Canary Islands cuisine is characterised by fusion, the combining of ingredients with a pronounced contrast in flavours, the fruit of excellent, quality ingredients and products. After a long day at the beach, exploring nature spaces or having a pleasant walk through pretty towns, there’s nothing better than enjoying the delicacies of island gastronomy. Canary Islanders believe that their food is part of their identity, of vital importance in their culture and in their daily lives. With that in mind, it’s easy to find a good place to eat.
Flavours with designation of origin
The volcanic origins of the islands, their mild temperatures and meticulous traditional production methods mean that many of the star products of the gastronomy have a protected designation of origin (PDO). These include excellent volcanic wines, and cheeses such as the ‘majorero’ cheese from Fuerteventura, ‘palmero’ and ‘Flor de Guía’ made in Gran Canaria. All world-renowned for their excellent flavour.
The magnificent weather conditions in the Canary Islands Archipelago are perfect for growing fruit and vegetables, the main ingredients of most local dishes and also protected by designations of origin. A clear example are ‘papas antiguas de Canarias’ (Canary Islands ‘old’ potatoes), including the much-loved ‘papa negra’ (black potato). The mild Canary Islands climate also means that lots of fruits can be grown, such as the papaya, mango, pineapple, avocado and, of course, the popular Canary Islands banana. This is the only type of banana to have a European protected geographical indication (PGI).
A great diversity of cultures have left their mark on the islands. And that has given rise to fabulous flavours and contrasts that can be appreciated in most of the typical dishes, such as the appetising wrinkly potatoes with ‘mojo picón’ spicy sauce. Another of the star products in the Canary Islands and also an ingredient in many recipes is ‘gofio’. Made from toasted cereals, such as corn and wheat, it dates back to the times of the first settlers.
Canary Islands gastronomy makes extensive use of local vegetables, such as in the watercress stew, corn on the cob with potatoes and ribs, or stuffed courgettes. Another top product in island recipes is fish, especially dishes made with endemic species such as the parrotfish, with its delicate flavour, wreckfish, grouper or Atlantic horse mackerel. There are also a broad variety of desserts and cakes, irresistible for the sweet-toothed. The delicious ‘bienmesabes’ and ‘Príncipe Albertos’ from La Palma, ‘leche asada’ from La Gomera, and ‘quesillos’, ‘frangollos’ and ‘quesadillas’ from El Hierro.

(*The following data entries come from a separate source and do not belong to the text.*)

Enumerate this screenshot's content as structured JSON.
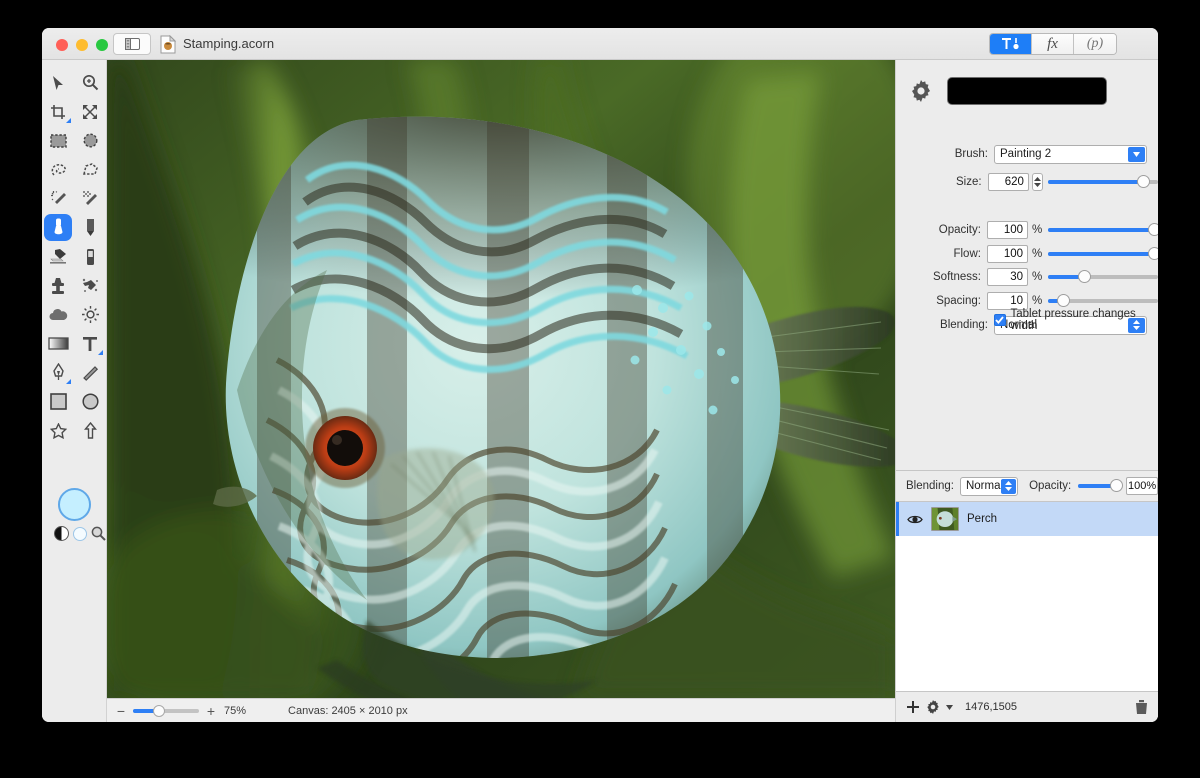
{
  "window": {
    "title": "Stamping.acorn",
    "traffic_lights": [
      "close",
      "minimize",
      "zoom"
    ],
    "sidebar_toggle_icon": "sidebar-toggle-icon",
    "document_icon": "acorn-document-icon"
  },
  "segmented_control": {
    "items": [
      {
        "label": "",
        "icon": "tools-icon",
        "active": true
      },
      {
        "label": "fx",
        "icon": "effects-icon",
        "active": false
      },
      {
        "label": "(p)",
        "icon": "palette-icon",
        "active": false
      }
    ]
  },
  "tools": {
    "rows": [
      [
        {
          "name": "move-tool-icon",
          "selected": false
        },
        {
          "name": "zoom-tool-icon",
          "selected": false
        }
      ],
      [
        {
          "name": "crop-tool-icon",
          "selected": false,
          "badge": true
        },
        {
          "name": "transform-tool-icon",
          "selected": false
        }
      ],
      [
        {
          "name": "rectangle-select-icon",
          "selected": false
        },
        {
          "name": "ellipse-select-icon",
          "selected": false
        }
      ],
      [
        {
          "name": "lasso-select-icon",
          "selected": false
        },
        {
          "name": "polygon-lasso-icon",
          "selected": false
        }
      ],
      [
        {
          "name": "magic-wand-icon",
          "selected": false
        },
        {
          "name": "instant-alpha-icon",
          "selected": false
        }
      ],
      [
        {
          "name": "paint-brush-icon",
          "selected": true
        },
        {
          "name": "pencil-icon",
          "selected": false
        }
      ],
      [
        {
          "name": "eraser-icon",
          "selected": false
        },
        {
          "name": "marker-icon",
          "selected": false
        }
      ],
      [
        {
          "name": "clone-stamp-icon",
          "selected": false
        },
        {
          "name": "smudge-icon",
          "selected": false
        }
      ],
      [
        {
          "name": "blur-icon",
          "selected": false
        },
        {
          "name": "dodge-burn-icon",
          "selected": false
        }
      ],
      [
        {
          "name": "gradient-tool-icon",
          "selected": false
        },
        {
          "name": "text-tool-icon",
          "selected": false,
          "badge": true
        }
      ],
      [
        {
          "name": "bezier-pen-icon",
          "selected": false,
          "badge": true
        },
        {
          "name": "line-tool-icon",
          "selected": false
        }
      ],
      [
        {
          "name": "rectangle-shape-icon",
          "selected": false
        },
        {
          "name": "ellipse-shape-icon",
          "selected": false
        }
      ],
      [
        {
          "name": "star-shape-icon",
          "selected": false
        },
        {
          "name": "arrow-shape-icon",
          "selected": false
        }
      ]
    ],
    "brush_preview_color": "#c5efff",
    "brush_preview_border": "#5fa8e8",
    "swatches": [
      {
        "name": "swap-colors-icon"
      },
      {
        "name": "foreground-color-swatch"
      },
      {
        "name": "loupe-icon"
      }
    ]
  },
  "brush_panel": {
    "gear_icon": "gear-icon",
    "color_well": "#000000",
    "brush_label": "Brush:",
    "brush_value": "Painting 2",
    "size_label": "Size:",
    "size_value": "620",
    "size_slider_pct": 87,
    "opacity_label": "Opacity:",
    "opacity_value": "100",
    "opacity_unit": "%",
    "opacity_slider_pct": 100,
    "flow_label": "Flow:",
    "flow_value": "100",
    "flow_unit": "%",
    "flow_slider_pct": 100,
    "softness_label": "Softness:",
    "softness_value": "30",
    "softness_unit": "%",
    "softness_slider_pct": 30,
    "spacing_label": "Spacing:",
    "spacing_value": "10",
    "spacing_unit": "%",
    "spacing_slider_pct": 10,
    "blending_label": "Blending:",
    "blending_value": "Normal",
    "tablet_checkbox_label": "Tablet pressure changes width",
    "tablet_checkbox_checked": true
  },
  "layers_panel": {
    "blending_label": "Blending:",
    "blending_value": "Normal",
    "opacity_label": "Opacity:",
    "opacity_value": "100%",
    "opacity_slider_pct": 100,
    "layers": [
      {
        "name": "Perch",
        "visible": true,
        "selected": true
      }
    ],
    "footer": {
      "add_icon": "add-layer-icon",
      "actions_icon": "layer-actions-gear-icon",
      "coordinates": "1476,1505",
      "delete_icon": "delete-layer-trash-icon"
    }
  },
  "status_bar": {
    "zoom_out_icon": "zoom-out-icon",
    "zoom_in_icon": "zoom-in-icon",
    "zoom_level": "75%",
    "zoom_slider_pct": 34,
    "canvas_info": "Canvas: 2405 × 2010 px"
  },
  "canvas": {
    "image_description": "discus-fish-photograph",
    "background_color": "#3d5622",
    "fish_body_color": "#bfe4e0",
    "fish_stripe_color": "#3a3320",
    "eye_iris_color": "#c7481c",
    "eye_pupil_color": "#120d0a"
  },
  "colors": {
    "accent": "#2e7ff5",
    "window_chrome": "#ececec",
    "selection": "#c3d9f7"
  }
}
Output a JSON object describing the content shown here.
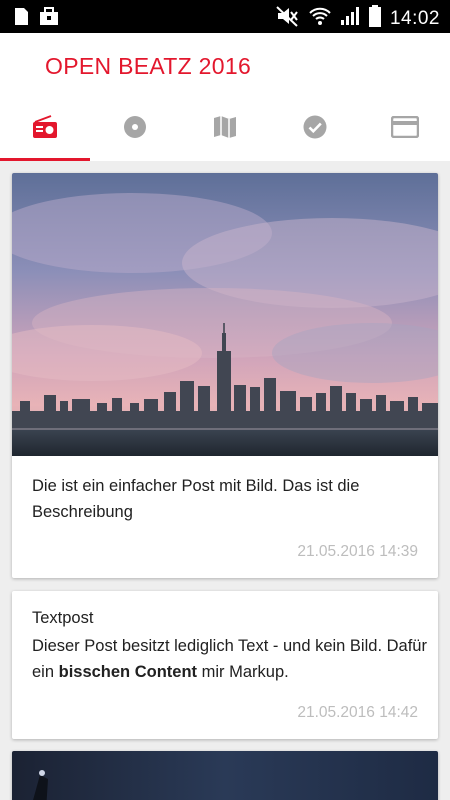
{
  "status_bar": {
    "time": "14:02",
    "left_icons": [
      "sim-card-icon",
      "briefcase-icon"
    ],
    "right_icons": [
      "mute-icon",
      "wifi-icon",
      "signal-icon",
      "battery-icon"
    ]
  },
  "app": {
    "title": "OPEN BEATZ 2016",
    "accent_color": "#e3172d"
  },
  "tabs": [
    {
      "icon": "radio-icon",
      "active": true
    },
    {
      "icon": "disc-icon",
      "active": false
    },
    {
      "icon": "map-icon",
      "active": false
    },
    {
      "icon": "check-circle-icon",
      "active": false
    },
    {
      "icon": "card-icon",
      "active": false
    }
  ],
  "posts": [
    {
      "image": "city-skyline-photo",
      "description": "Die ist ein einfacher Post mit Bild. Das ist die Beschreibung",
      "date": "21.05.2016 14:39"
    },
    {
      "title": "Textpost",
      "body_pre": "Dieser Post besitzt lediglich Text - und kein Bild. Dafür ein ",
      "body_bold": "bisschen Content",
      "body_post": " mir Markup.",
      "date": "21.05.2016 14:42"
    },
    {
      "image": "night-sky-photo"
    }
  ]
}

Restaurants and guachinches
In the Canary Islands, there are lots of different kinds of places to have the best local dishes. From beach bars by the sea where you can eat the best seafood to Michelin-star restaurants where you can discover sophisticated, new flavours.
And, of course, we mustn’t forget those little places with special charm that serve the most traditional, typical food: guachinches, small restaurants set up on patios and in garages, especially usual in Tenerife, where homemade food is washed down with local wines in a nice, friendly atmosphere. Somewhere you will be treated as just another islander as you savour a good Canary Islands casserole, roast kid, rabbit in ‘salmorejo’ (cold tomato paste) or chickpeas.
Reds, whites, rosés. Full-bodied, fruity or highly aromatic… Talking about wine in the Canary Islands is talking about tradition and a love of the land. Wine-making on the islands is not only varied, but it is very high quality, which is reflected in the ten designations of origin in the archipelago—five of them on the island of Tenerife alone—and the numerous awards they win every year.
The volcanic wines stand out from the rest. Complex to make and ever more appreciated by experts around the world, they are acidic and fruity on the palate. Among them, it is worth singling out the wines from La Geria in Lanzarote, a unique vineyard where the vines grow over a layer of little fragments of volcanic rock that retain humidity, a uniqueness that combines with other factors to lend an unmistakeable range of nuances to these magnificent wines.